[Problem requirements] Set down every entry word for word. Omit the pictures.

(App and web page records)
•••
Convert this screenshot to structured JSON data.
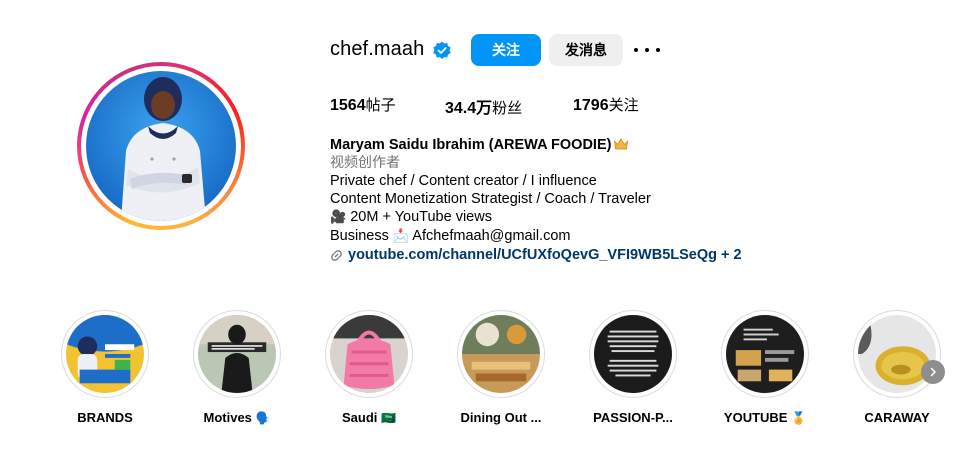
{
  "profile": {
    "username": "chef.maah",
    "follow_label": "关注",
    "message_label": "发消息",
    "stats": {
      "posts_value": "1564",
      "posts_label": "帖子",
      "followers_value": "34.4万",
      "followers_label": "粉丝",
      "following_value": "1796",
      "following_label": "关注"
    },
    "bio": {
      "name": "Maryam Saidu Ibrahim (AREWA FOODIE)",
      "category": "视频创作者",
      "line1": "Private chef / Content creator / I influence",
      "line2": "Content Monetization Strategist / Coach / Traveler",
      "line3_emoji": "🎥",
      "line3": "20M + YouTube views",
      "line4_prefix": "Business",
      "line4_emoji": "📩",
      "line4_email": "Afchefmaah@gmail.com",
      "link": "youtube.com/channel/UCfUXfoQevG_VFI9WB5LSeQg + 2"
    }
  },
  "highlights": [
    {
      "label": "BRANDS",
      "emoji": ""
    },
    {
      "label": "Motives",
      "emoji": "🗣️"
    },
    {
      "label": "Saudi",
      "emoji": "🇸🇦"
    },
    {
      "label": "Dining Out ...",
      "emoji": ""
    },
    {
      "label": "PASSION-P...",
      "emoji": ""
    },
    {
      "label": "YOUTUBE",
      "emoji": "🏅"
    },
    {
      "label": "CARAWAY",
      "emoji": ""
    }
  ],
  "colors": {
    "accent": "#0095f6",
    "link": "#00376b",
    "secondary_button": "#efefef",
    "muted_text": "#737373"
  },
  "icons": [
    "verified-badge-icon",
    "more-options-icon",
    "link-icon",
    "crown-icon",
    "chevron-right-icon"
  ]
}
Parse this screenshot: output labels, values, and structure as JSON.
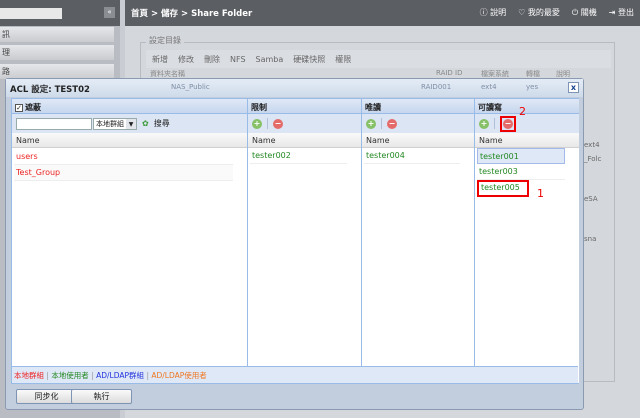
{
  "sidebar": {
    "items": [
      "訊",
      "理",
      "路"
    ],
    "collapse": "«"
  },
  "header": {
    "breadcrumb": "首頁 > 儲存 > Share Folder",
    "help": "說明",
    "favorites": "我的最愛",
    "shutdown": "關機",
    "logout": "登出"
  },
  "background": {
    "section_title": "設定目錄",
    "toolbar": [
      "新增",
      "修改",
      "刪除",
      "NFS",
      "Samba",
      "硬碟快照",
      "權限"
    ],
    "columns": [
      "資料夾名稱",
      "RAID ID",
      "檔案系統",
      "轉檔",
      "說明"
    ],
    "row": [
      "NAS_Public",
      "RAID001",
      "ext4",
      "yes"
    ],
    "side_fragments": [
      "ext4",
      "_Folc",
      "eSA",
      "sna"
    ]
  },
  "dialog": {
    "title_prefix": "ACL 設定:",
    "title_name": "TEST02",
    "close": "x",
    "filter": {
      "checkbox_label": "遮蔽",
      "search_value": "",
      "select_value": "本地群組",
      "search_label": "搜尋",
      "name_header": "Name",
      "items": [
        "users",
        "Test_Group"
      ]
    },
    "deny": {
      "title": "限制",
      "name_header": "Name",
      "items": [
        "tester002"
      ]
    },
    "readonly": {
      "title": "唯讀",
      "name_header": "Name",
      "items": [
        "tester004"
      ]
    },
    "writable": {
      "title": "可讀寫",
      "name_header": "Name",
      "items": [
        "tester001",
        "tester003",
        "tester005"
      ]
    },
    "annotations": {
      "step1": "1",
      "step2": "2"
    },
    "legend": {
      "local_group": "本地群組",
      "local_user": "本地使用者",
      "ad_group": "AD/LDAP群組",
      "ad_user": "AD/LDAP使用者",
      "sep": "|"
    },
    "buttons": {
      "sync": "同步化",
      "apply": "執行"
    }
  },
  "colors": {
    "group": "#ee2222",
    "user": "#228822",
    "ad_group": "#2233dd",
    "ad_user": "#ee7722",
    "highlight": "#ee0000"
  }
}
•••
[Answer to this problem]
Convert this screenshot to structured JSON data.
{
  "profile": {
    "username": "chef.maah",
    "follow_label": "关注",
    "message_label": "发消息",
    "stats": {
      "posts_value": "1564",
      "posts_label": "帖子",
      "followers_value": "34.4万",
      "followers_label": "粉丝",
      "following_value": "1796",
      "following_label": "关注"
    },
    "bio": {
      "name": "Maryam Saidu Ibrahim (AREWA FOODIE)",
      "category": "视频创作者",
      "line1": "Private chef / Content creator / I influence",
      "line2": "Content Monetization Strategist / Coach / Traveler",
      "line3_emoji": "🎥",
      "line3": "20M + YouTube views",
      "line4_prefix": "Business",
      "line4_emoji": "📩",
      "line4_email": "Afchefmaah@gmail.com",
      "link": "youtube.com/channel/UCfUXfoQevG_VFI9WB5LSeQg + 2"
    }
  },
  "highlights": [
    {
      "label": "BRANDS",
      "emoji": ""
    },
    {
      "label": "Motives",
      "emoji": "🗣️"
    },
    {
      "label": "Saudi",
      "emoji": "🇸🇦"
    },
    {
      "label": "Dining Out ...",
      "emoji": ""
    },
    {
      "label": "PASSION-P...",
      "emoji": ""
    },
    {
      "label": "YOUTUBE",
      "emoji": "🏅"
    },
    {
      "label": "CARAWAY",
      "emoji": ""
    }
  ],
  "colors": {
    "accent": "#0095f6",
    "link": "#00376b",
    "secondary_button": "#efefef",
    "muted_text": "#737373"
  },
  "icons": [
    "verified-badge-icon",
    "more-options-icon",
    "link-icon",
    "crown-icon",
    "chevron-right-icon"
  ]
}
Parse this screenshot: output labels, values, and structure as JSON.
{
  "sidebar": {
    "items": [
      "訊",
      "理",
      "路"
    ],
    "collapse": "«"
  },
  "header": {
    "breadcrumb": "首頁 > 儲存 > Share Folder",
    "help": "說明",
    "favorites": "我的最愛",
    "shutdown": "關機",
    "logout": "登出"
  },
  "background": {
    "section_title": "設定目錄",
    "toolbar": [
      "新增",
      "修改",
      "刪除",
      "NFS",
      "Samba",
      "硬碟快照",
      "權限"
    ],
    "columns": [
      "資料夾名稱",
      "RAID ID",
      "檔案系統",
      "轉檔",
      "說明"
    ],
    "row": [
      "NAS_Public",
      "RAID001",
      "ext4",
      "yes"
    ],
    "side_fragments": [
      "ext4",
      "_Folc",
      "eSA",
      "sna"
    ]
  },
  "dialog": {
    "title_prefix": "ACL 設定:",
    "title_name": "TEST02",
    "close": "x",
    "filter": {
      "checkbox_label": "遮蔽",
      "search_value": "",
      "select_value": "本地群組",
      "search_label": "搜尋",
      "name_header": "Name",
      "items": [
        "users",
        "Test_Group"
      ]
    },
    "deny": {
      "title": "限制",
      "name_header": "Name",
      "items": [
        "tester002"
      ]
    },
    "readonly": {
      "title": "唯讀",
      "name_header": "Name",
      "items": [
        "tester004"
      ]
    },
    "writable": {
      "title": "可讀寫",
      "name_header": "Name",
      "items": [
        "tester001",
        "tester003",
        "tester005"
      ]
    },
    "annotations": {
      "step1": "1",
      "step2": "2"
    },
    "legend": {
      "local_group": "本地群組",
      "local_user": "本地使用者",
      "ad_group": "AD/LDAP群組",
      "ad_user": "AD/LDAP使用者",
      "sep": "|"
    },
    "buttons": {
      "sync": "同步化",
      "apply": "執行"
    }
  },
  "colors": {
    "group": "#ee2222",
    "user": "#228822",
    "ad_group": "#2233dd",
    "ad_user": "#ee7722",
    "highlight": "#ee0000"
  }
}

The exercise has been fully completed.